Despite what you may have heard, Melbourne does supply us with some gloriously sunny days. Okay, I personally would rather stay in bed until nightfall and the creatures of the nightlife take over, but for you this dedicated reported and her trusted sidekick Richard (Hryckiewicz, whose photos appear in Festivale also), braved the heat and healthy exercise to circumnavigate Albert Park Lake.

Yes, the lake. Beautiful setting for sailboats, happy park side where kiddies can play on the swings and feed the ducks and swans and assorted other feathered friends. A dogs-if-on-leash park where the surrounding walking track is marked in 500 metre intervals for the lycra-clad runners.

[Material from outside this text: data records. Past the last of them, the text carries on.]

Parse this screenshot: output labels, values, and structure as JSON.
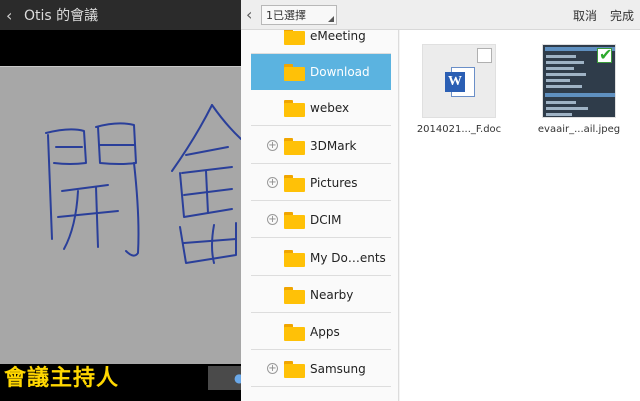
{
  "background_app": {
    "title": "Otis 的會議",
    "back_glyph": "‹",
    "host_label": "會議主持人",
    "canvas_handwriting": "開會"
  },
  "picker": {
    "back_glyph": "‹",
    "selection_label": "1已選擇",
    "cancel_label": "取消",
    "done_label": "完成",
    "accent_color": "#5bb3e0",
    "folder_color": "#ffc107",
    "folders": [
      {
        "name": "eMeeting",
        "expandable": false,
        "selected": false
      },
      {
        "name": "Download",
        "expandable": false,
        "selected": true
      },
      {
        "name": "webex",
        "expandable": false,
        "selected": false
      },
      {
        "name": "3DMark",
        "expandable": true,
        "selected": false
      },
      {
        "name": "Pictures",
        "expandable": true,
        "selected": false
      },
      {
        "name": "DCIM",
        "expandable": true,
        "selected": false
      },
      {
        "name": "My Do…ents",
        "expandable": false,
        "selected": false
      },
      {
        "name": "Nearby",
        "expandable": false,
        "selected": false
      },
      {
        "name": "Apps",
        "expandable": false,
        "selected": false
      },
      {
        "name": "Samsung",
        "expandable": true,
        "selected": false
      }
    ],
    "files": [
      {
        "name": "2014021..._F.doc",
        "type": "word-doc",
        "checked": false
      },
      {
        "name": "evaair_...ail.jpeg",
        "type": "jpeg",
        "checked": true
      }
    ],
    "word_icon_letter": "W",
    "check_glyph": "✔",
    "expand_glyph": "+"
  }
}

Albert Park lake has island refuges for the bird life, easy public transport access, and that special inner city quiet that has an underlying traffic hum, just enough to remind one that civilisation (and cappuccino and bookshops) is not far away.

Albert Park Lake, Melbourne, Photograph by Ali Kayn

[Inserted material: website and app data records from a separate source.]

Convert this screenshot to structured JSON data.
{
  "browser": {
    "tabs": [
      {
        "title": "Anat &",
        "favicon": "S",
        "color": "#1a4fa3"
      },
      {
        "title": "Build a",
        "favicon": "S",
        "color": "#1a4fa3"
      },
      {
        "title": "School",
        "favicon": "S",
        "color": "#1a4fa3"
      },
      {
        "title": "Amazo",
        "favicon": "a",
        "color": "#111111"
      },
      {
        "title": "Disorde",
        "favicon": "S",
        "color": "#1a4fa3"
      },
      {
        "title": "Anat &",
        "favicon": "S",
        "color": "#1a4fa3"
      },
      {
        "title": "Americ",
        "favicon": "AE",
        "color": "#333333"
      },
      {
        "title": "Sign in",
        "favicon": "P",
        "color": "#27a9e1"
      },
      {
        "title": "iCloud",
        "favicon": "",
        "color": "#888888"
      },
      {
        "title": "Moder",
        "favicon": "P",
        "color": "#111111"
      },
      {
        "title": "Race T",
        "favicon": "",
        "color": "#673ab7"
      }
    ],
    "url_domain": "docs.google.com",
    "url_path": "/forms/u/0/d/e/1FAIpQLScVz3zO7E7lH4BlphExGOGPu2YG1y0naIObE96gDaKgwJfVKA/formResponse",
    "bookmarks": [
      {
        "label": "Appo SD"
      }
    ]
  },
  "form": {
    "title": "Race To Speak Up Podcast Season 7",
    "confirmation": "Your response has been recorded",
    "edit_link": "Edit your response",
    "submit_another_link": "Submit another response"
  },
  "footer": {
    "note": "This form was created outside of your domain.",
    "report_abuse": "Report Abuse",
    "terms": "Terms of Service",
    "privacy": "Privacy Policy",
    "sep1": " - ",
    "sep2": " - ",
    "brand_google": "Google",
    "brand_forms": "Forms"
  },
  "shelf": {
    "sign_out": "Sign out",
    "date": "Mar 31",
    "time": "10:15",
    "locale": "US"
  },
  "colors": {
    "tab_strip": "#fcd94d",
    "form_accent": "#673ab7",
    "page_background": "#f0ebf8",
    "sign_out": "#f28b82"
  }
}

Feeding the water birds, Albert Park Lake. Photograph by Ali Kayn (c) 2005

Except, of course, once a year when it becomes the centre of a race track, and the local businesses and residents must live with a screaming and growling that travels through several suburbs.

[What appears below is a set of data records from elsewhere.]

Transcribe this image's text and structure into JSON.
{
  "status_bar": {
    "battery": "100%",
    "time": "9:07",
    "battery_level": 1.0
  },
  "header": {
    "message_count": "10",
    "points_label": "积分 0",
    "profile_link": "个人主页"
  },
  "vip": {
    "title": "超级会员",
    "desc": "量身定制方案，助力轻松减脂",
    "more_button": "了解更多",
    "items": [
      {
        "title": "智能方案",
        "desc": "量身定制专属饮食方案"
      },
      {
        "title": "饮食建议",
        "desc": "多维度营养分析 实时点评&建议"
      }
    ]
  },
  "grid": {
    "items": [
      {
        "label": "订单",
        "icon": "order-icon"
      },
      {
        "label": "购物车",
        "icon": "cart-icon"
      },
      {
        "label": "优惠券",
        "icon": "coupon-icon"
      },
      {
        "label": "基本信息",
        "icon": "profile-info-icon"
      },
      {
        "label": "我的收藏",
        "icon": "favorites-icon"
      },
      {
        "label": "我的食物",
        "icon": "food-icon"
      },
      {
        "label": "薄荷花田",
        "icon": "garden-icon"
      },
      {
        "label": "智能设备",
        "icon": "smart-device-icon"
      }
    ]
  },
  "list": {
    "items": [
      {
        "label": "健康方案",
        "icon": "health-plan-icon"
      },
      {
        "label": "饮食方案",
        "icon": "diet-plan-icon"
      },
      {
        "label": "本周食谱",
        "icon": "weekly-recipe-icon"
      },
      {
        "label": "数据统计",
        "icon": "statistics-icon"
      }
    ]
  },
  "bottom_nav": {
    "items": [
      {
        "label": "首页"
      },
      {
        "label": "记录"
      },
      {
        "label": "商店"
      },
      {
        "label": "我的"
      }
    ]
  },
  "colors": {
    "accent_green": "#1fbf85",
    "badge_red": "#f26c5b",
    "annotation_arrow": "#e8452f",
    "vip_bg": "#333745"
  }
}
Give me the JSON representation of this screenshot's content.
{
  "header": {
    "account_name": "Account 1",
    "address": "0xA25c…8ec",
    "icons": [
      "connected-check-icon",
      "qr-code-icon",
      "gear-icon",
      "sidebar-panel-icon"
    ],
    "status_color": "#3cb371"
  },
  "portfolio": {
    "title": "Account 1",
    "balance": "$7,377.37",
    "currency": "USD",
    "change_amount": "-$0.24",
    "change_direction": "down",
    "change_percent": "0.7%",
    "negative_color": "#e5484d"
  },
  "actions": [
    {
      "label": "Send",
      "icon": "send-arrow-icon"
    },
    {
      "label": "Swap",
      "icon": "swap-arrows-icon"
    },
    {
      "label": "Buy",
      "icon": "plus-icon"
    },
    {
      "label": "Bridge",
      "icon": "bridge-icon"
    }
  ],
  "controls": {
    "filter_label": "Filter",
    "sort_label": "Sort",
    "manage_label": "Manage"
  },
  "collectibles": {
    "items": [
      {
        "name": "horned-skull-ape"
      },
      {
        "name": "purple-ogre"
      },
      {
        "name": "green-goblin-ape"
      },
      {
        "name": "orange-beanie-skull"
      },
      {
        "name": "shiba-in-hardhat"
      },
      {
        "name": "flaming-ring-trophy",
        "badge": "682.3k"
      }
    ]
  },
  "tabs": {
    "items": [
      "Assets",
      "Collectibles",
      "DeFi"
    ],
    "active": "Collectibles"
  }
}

Albert Park Lake with Melbourne skyline in the background. Photograph (c) by Ali Kayn 2005

Albert Park Lake with Melbourne skyline in the background. Photograph (c) by Ali Kayn, 2005

We headed for Albert Park by 112 tram, stopping off in Clarendon Street, South Melbourne, for a life-giving iced coffee at one of the restaurants. Whinging, of course, about the new, annoying, inconvenient, ugly pilot tram stops that are designed to cost money and make taking a tram much less easy.

Then back on the tram a few spots to alight at MSAC (Melbourne Sports and Aquatic Centre). We teased the car park guard, unfortunately a common but undesirable activity, but okay in our case since he has appeared in Festivale before. Then, across the road and along the Canterbury Road side of the lake heading towards Saint Kilda.

Behind us, and the newly-trendy but still gracious South Melbourne was the Melbourne city skyline, to our left, the apartment blocks and business buildings that line Saint Kilda Road. Albert Park is only a block from St Kilda Rd, which has the Kings Domain, Alexandra Gardens, and Botanic Gardens on its other side.

Sailboat on Albert Park Lake, South Melbourne, Victoria

Melbourne trams rock between islands of old trees and busy traffic from Flinders Street Station, the National Gallery of Victoria and the Arts Centre past offices and restaurants and expensive real estate, past the Domain Interchange, down to Saint Kilda junction. Mercifully some of the old buildings have been saved, and the trip is a taste of the way Melbourne combines a gracious and beautiful background with the modern grubbing for money existence.

All this is in the background, across the road from the line of old palms and behind some very nice old apartments.

On our right, heading off at an angle was Albert Park the suburb and Middle Park, serviced by the 96 tram route (light rail, that is, since this once was the old St Kilda rail way line). These old established suburbs, like St Kilda, where we were heading, are filled with an architect's delight and horror of generations of houses and apartments. Iron lace, art deco and ghastly 60s and 70s modern all together close to the city and the bay.

Albert Park Lake, Victoria, Australia. Photograph (c) Ali Kayn 2005

At the far end of Albert Park Lake Fitzroy Street's buildings were in sight, and once again food and coffee beckoned. Well, Melbourne is about the food and pavement (sidewalk) cafe tables, so of course we headed off to Leo's and pasta. After which, in true Melbourne cafe-crawling tradition, we walked along the esplanade (yes, in the rain), speculating about where Phryne Fisher's fictional home would be, and down to Acland Street, the cake and coffee centre of Melbourne.

Albert Park, chess board table photograph by Ali Kayn 2005

The Sunday St Kilda Market stall-holders were shivering with the faces to wet streets and their backs to a grey sea, so we passed them, and Luna Park by. Something left for next time.

submitted by Ali Kayn March, 2005

See also: Albert Park guidebook listing (overview)

Just the facts:

Open: 24 hrs
Contact details on Parks Victoria web site

Trams 96 from Bourke St or 112 from Collins St